At the urging of Rob Blackadar, Director of Government Sales for United Rentals, I logged onto MacWorld’s website to watch Steve Jobs’s 2007 keynote. I had never seen Jobs present before, though I had certainly heard of his legendary status as a speaker among the Mac faithful.
Going in, I expected something truly extraordinary. What I saw was a presentation that was pretty good, but not astounding. The presentation was long — nearly 2 hours — much of the time taken up with a tutorial for the product of the day, the so-called iPhone. Jobs’s voice is nothing special, though it’s fairly expressive. His stage presence is very good; he doesn’t stand behind anything and he walks around the stage with a very open posture and broad gestures. I will say that the slide presentation that supports him is fabulous – very simple and graphic. (See one of my recent posts for more on slides.) But he’s not especially funny or entertaining, though the product demo certainly is fun to watch. So what’s going on with Jobs who seems to have developed this reputation of genius when it comes to presentation skills?
Steve Jobs connects emotionally with his audience. He is truly excited about his company and its products. He also likes his audience, and they like him. There is intimacy. It’s a winning combination.
We’ve all seen speakers who, reluctant to show how they feel, deliver in a monotone voice with stiff physical presence (if there’s any presence at all). These speakers often have good information; the material is well-researched and it is much needed by their audiences. But these speakers are afraid to become intimate with their listeners. And, in many cases, they subsequently fail to communicate their messages resulting in a waste of time for all concerned.
Some of them fear coming off as too slick. Many a client of mine has expressed concerns about coming off as too “salesy” or theatrical. One client, a large, multinational private bank, was planning to take some wealthy clients on a retreat to a luxury resort where clients would attend workshops on financial planning and investing led by these bankers. The bankers were very worried that they might be seen as “selling” too much. My response was that the wealthy people who had accepted the bank’s invitation were busy people who did not need a free vacation. The reason they were there was to hear about the services and products it had to offer. They wanted to be sold! Once my clients realized this, they felt much freer to be passionate about their business and the retreat was a big success.

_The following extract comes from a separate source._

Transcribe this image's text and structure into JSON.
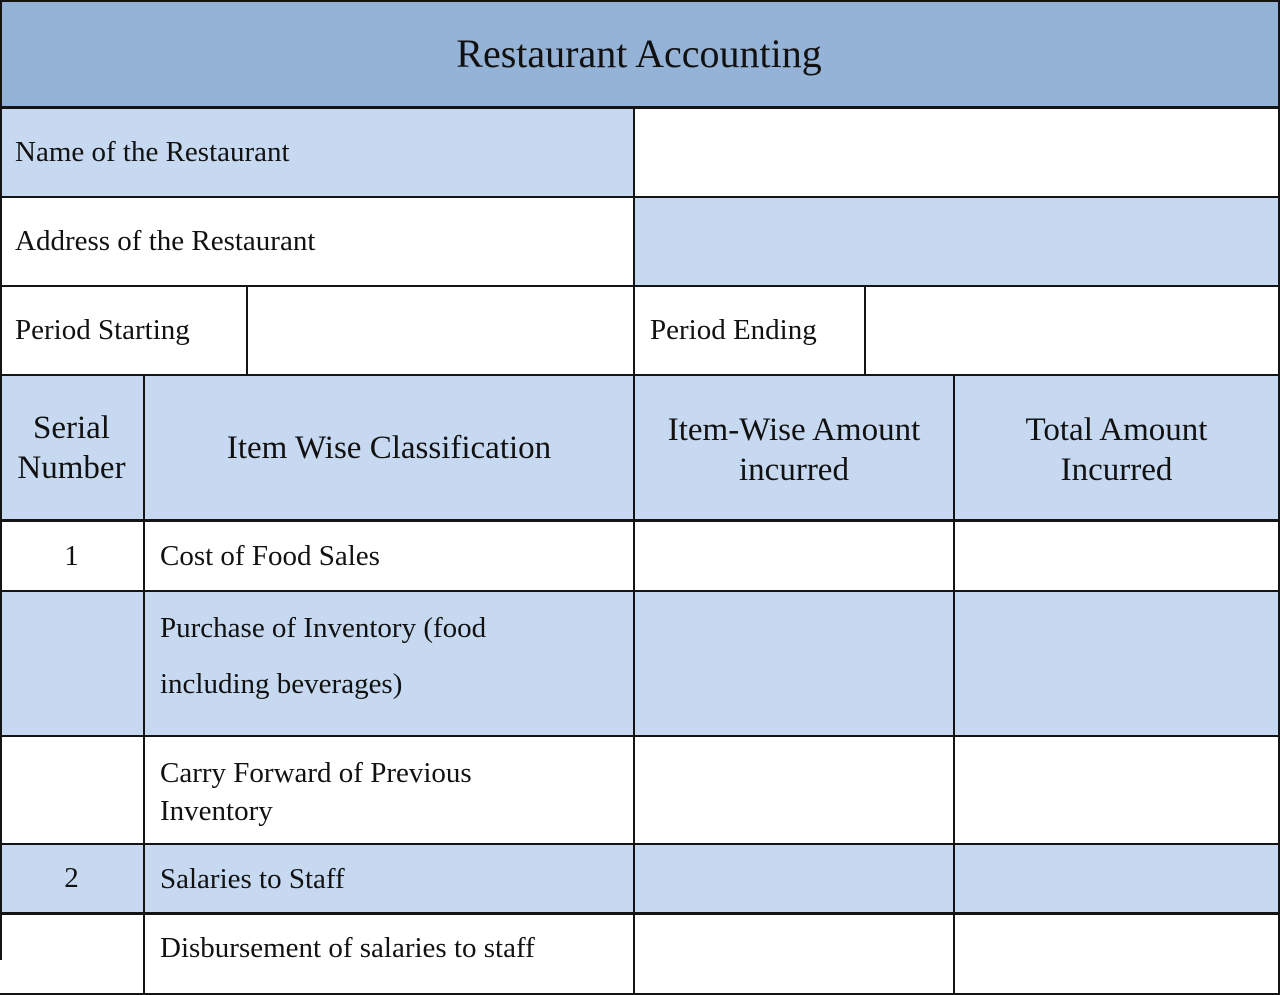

There are three questions you should ask yourself when trying to inject some emotional content into what you are saying:
1. Do you believe what you are speaking about?
2. Would you take your own advice?
3. Are you willing to risk disapproval?
If you believe what you are speaking about, it shouldn’t be too difficult to inject some feeling into the vocal and physical display. But what if you don’t believe what you are speaking about? In such a situation, you have a choice: you can find another topic (or another job) or make a commitment to try to find things about your pitch that you do believe in and focus on them. The second question asks you to put yourself in your listener’s shoes. This is something all speakers must do all the time and it is an incredibly difficult task because it’s tough to be objective. The third question may be the most important. No one likes to be disapproved of, but my experience is that if you take the risk of displaying some feeling, some passion, audiences will eat it up.
Allowing your feelings to show won’t make you seem “salesy” or theatrical, but real. Steve Jobs is the real deal, at least when it comes to pushing Apple and its products. Such authenticity will allow you, too, to connect with your listeners and create intimacy, even in a room of thousands. You may not attain genius status a la Jobs right away, but you will certainly keep your public excited and salivating for more.